“Yemen sends some 70,000 to 90,000 people to Jordanian hospitals every year,” Kouche explained. “We’ve already sent a mission to Sana’a to ensure that part of that flow will come to Lebanon in the near future. Likewise we have made contacts in the Gulf countries and Saudi Arabia, so Arab patients will come here instead of going to Europe or the United States.”
According to Kouche, the BGUH can compete with any hospital in the country or abroad, not only because of the high standard and services it is able to offer, but also because it is competitive. “The BGUH is a 100% paperless and filmless hospital,” he said, “which will keep operational costs down. There are about 700 PC’s in direct communication with each other through a fiber optic network, which makes this one of only a dozen fully digital hospitals in the world.”
He gave the following example: “A magnetic resolution x-ray or MRI costs on average in Lebanon about $400, while here it will cost no more than $200, as we don’t have to print a film, but directly burn the image onto a CD.” Another way of keeping the hospital’s costs down has been through university outsourcing; secondary activities, such as security, parking, cleaning, laundry, catering and landscaping are all in the hands of private companies. As a result, the hospital’s human resources needs are, in some areas, such as nursing, 33% less.
Wakim however, is still not convinced. Apart from the structural problem of over-bedding, he fears that on an administrative level, the hospital needs to be more efficient or it may risk losing the doctors it has hired, the outsourcing contracts it has signed and momentum and credibility. Secondly, he questions the ease with which the hospital will find some 700 nurses in a country where there already is a shortage. “Nurses are trained in Lebanon,” he said, ‘but then travel to Europe or the Gulf, where they are better paid,” he explained.
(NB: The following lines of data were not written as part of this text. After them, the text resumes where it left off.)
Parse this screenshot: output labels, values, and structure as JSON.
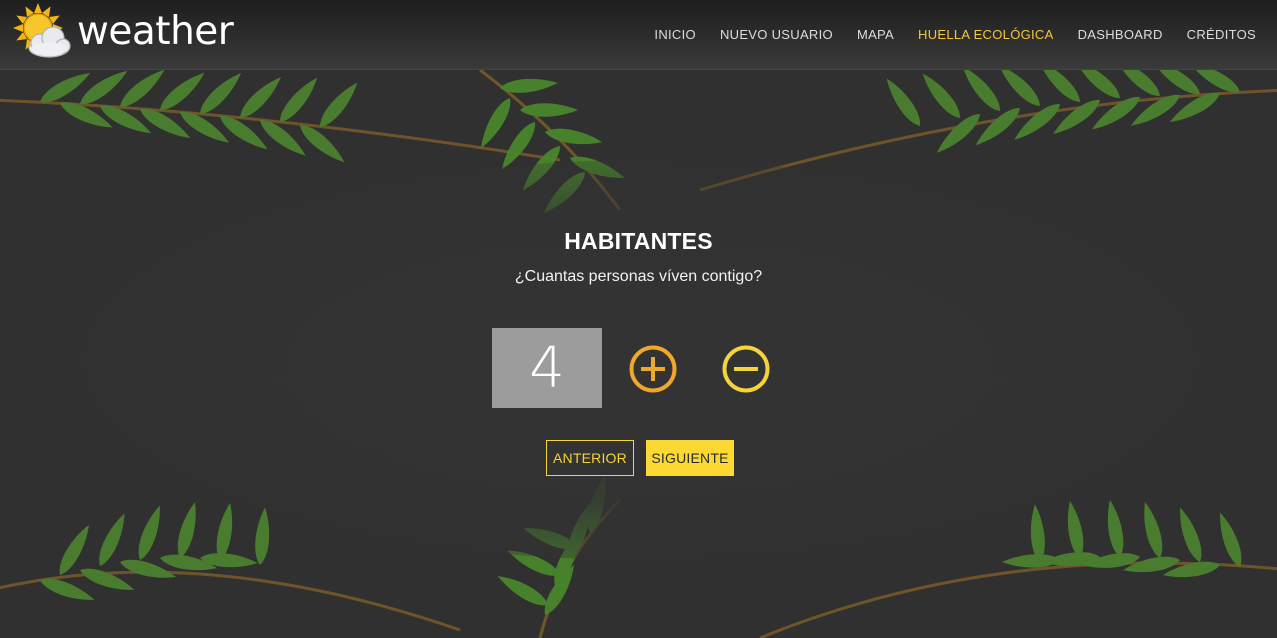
{
  "brand": {
    "name": "weather",
    "logo_icon": "sun-cloud-icon"
  },
  "nav": {
    "items": [
      {
        "label": "INICIO",
        "active": false
      },
      {
        "label": "NUEVO USUARIO",
        "active": false
      },
      {
        "label": "MAPA",
        "active": false
      },
      {
        "label": "HUELLA ECOLÓGICA",
        "active": true
      },
      {
        "label": "DASHBOARD",
        "active": false
      },
      {
        "label": "CRÉDITOS",
        "active": false
      }
    ]
  },
  "form": {
    "title": "HABITANTES",
    "question": "¿Cuantas personas víven contigo?",
    "count": "4",
    "increment_icon": "plus-circle-icon",
    "decrement_icon": "minus-circle-icon",
    "prev_label": "ANTERIOR",
    "next_label": "SIGUIENTE"
  },
  "colors": {
    "navbar": "#2a2a2a",
    "background": "#333333",
    "accent_yellow": "#fcd832",
    "active_nav": "#f2c840",
    "plus_icon": "#f0a828",
    "minus_icon": "#f5d33a",
    "count_box": "#9c9c9c",
    "leaf_green": "#4e8a2e"
  }
}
Finally, the hospital’s Saudi design, which sees corridors on the outside, rooms on the inside for added privacy, is already outdated and doesn’t suit Lebanon’s more liberal climate. So far, not one hospital in Lebanon is self-sufficient. Since 1996, public hospitals have operated much in the same way as private ones, in the sense they are financed by a both the ministry of health, public agencies and private insurance companies. It is a system that has been characterized by waste for many years and one which is a severe drain on the public purse.
“We see that public hospitals develop much the same behavior as private ones,” Wakim said. “As inpatient treatment is reimbursed by the ministry of health and outpatient treatment is not, hospitals favor the first option, even if it is not necessary. In the Nabatieh public hospital for example, only 30% of hospital admissions actually underwent surgery. Don’t get me wrong, I truly hope the BGUH will be a success, but I fear it will be one big and costly white elephant.”